Celebrating the best and the worst of book trailers with a statuette of a golden sperm whale, last night's Second Annual Moby Awards were held at the Powerhouse Arena in Brooklyn. With categories like "Most Celebtastic Performance," "Best Small House Press Trailer" and "What Are We Doing to Our Children? (good or bad, you decide)," the ceremony is more tongue-in-cheek McSweeney's party than Paris Review gala.
According to Salon's senior book writer and Moby Awards judge Laura Miller, the best book trailer of the year didn't even take home a prize, though it was nominated in the category for best "Book Trailer as Stand Alone Art Object":
"The Sound of a Wild Snail Eating" didn't win anything because it sort of fell between categories. Some trailers are better than others as videos, but this was the only one that conveyed any sense of what the book was like.
Judge for yourself with the trailer for Elisabeth Bailey's "The Sound of a Wild Snail Eating":
Jonathan Franzen also "won" in the category of "Worst Performance by an Author," in which the "Freedom" scribe rails against book trailers as he is interviewed for a trailer to promote his second novel.
Though wow, he pretty much nailed it on what's silly about book trailers, doesn't he? Let's all go to our still place now, and meditate on Patty.
Another "Worst Performance by an Author" finalist (and crowd favorite) went to Brandon R. Benjamin for "Atlantis":
Winning two golden whales this year (including the coveted "Grand Jury/We’re Giving You This Award Because Otherwise You’d Win Too Many Other Awards") was Gary Shteyngart's "Super Sad True Love Story." Which does have an amazing trailer (albeit one that has nothing to do with the story) that's more reminiscent of a Funny-or-Die sketch than a promotion for a piece of literature.
"Super Sad" also won for "Most Celebtastic Performance" with its James Franco cameo, though personally I would have given it to Jay McInerney for his role in the video.

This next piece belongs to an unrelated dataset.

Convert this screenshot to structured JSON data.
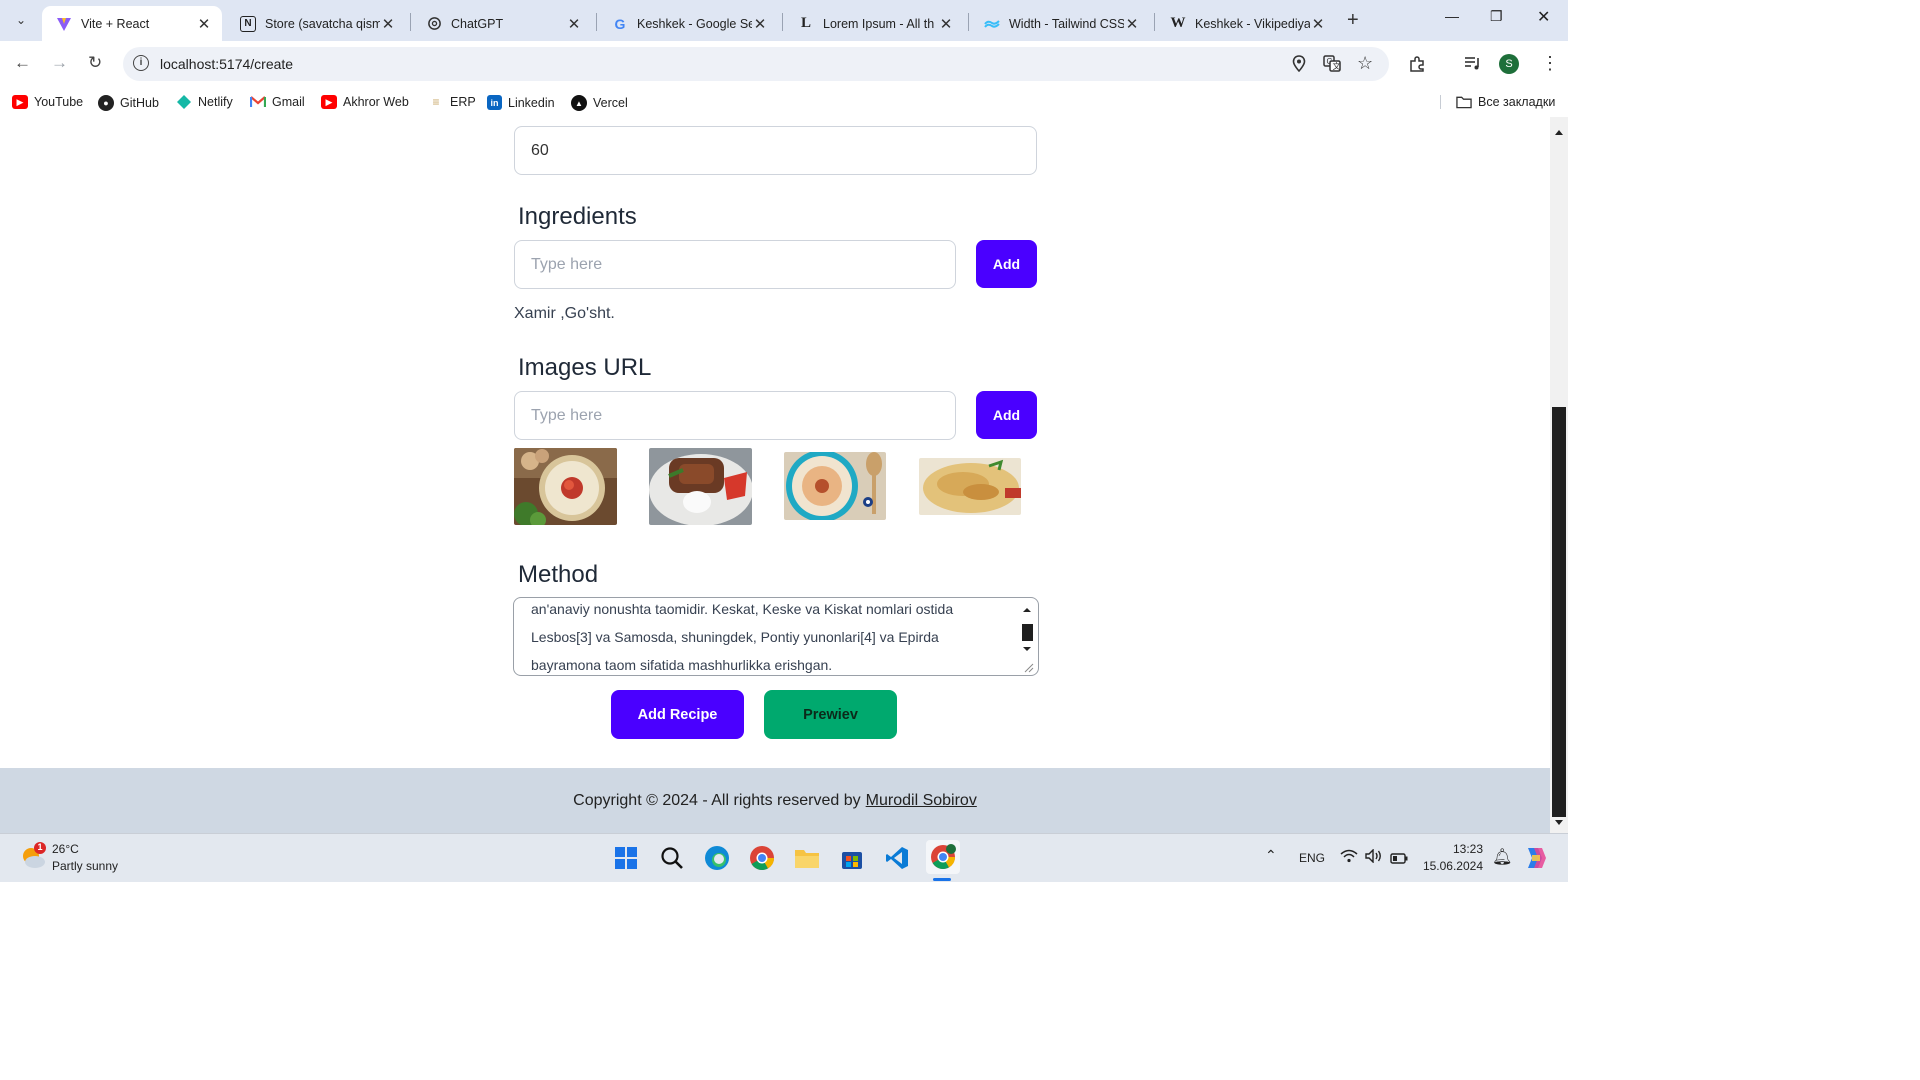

See all the winners and finalists for the Moby Awards over on the official website, and congratulations to all the winners.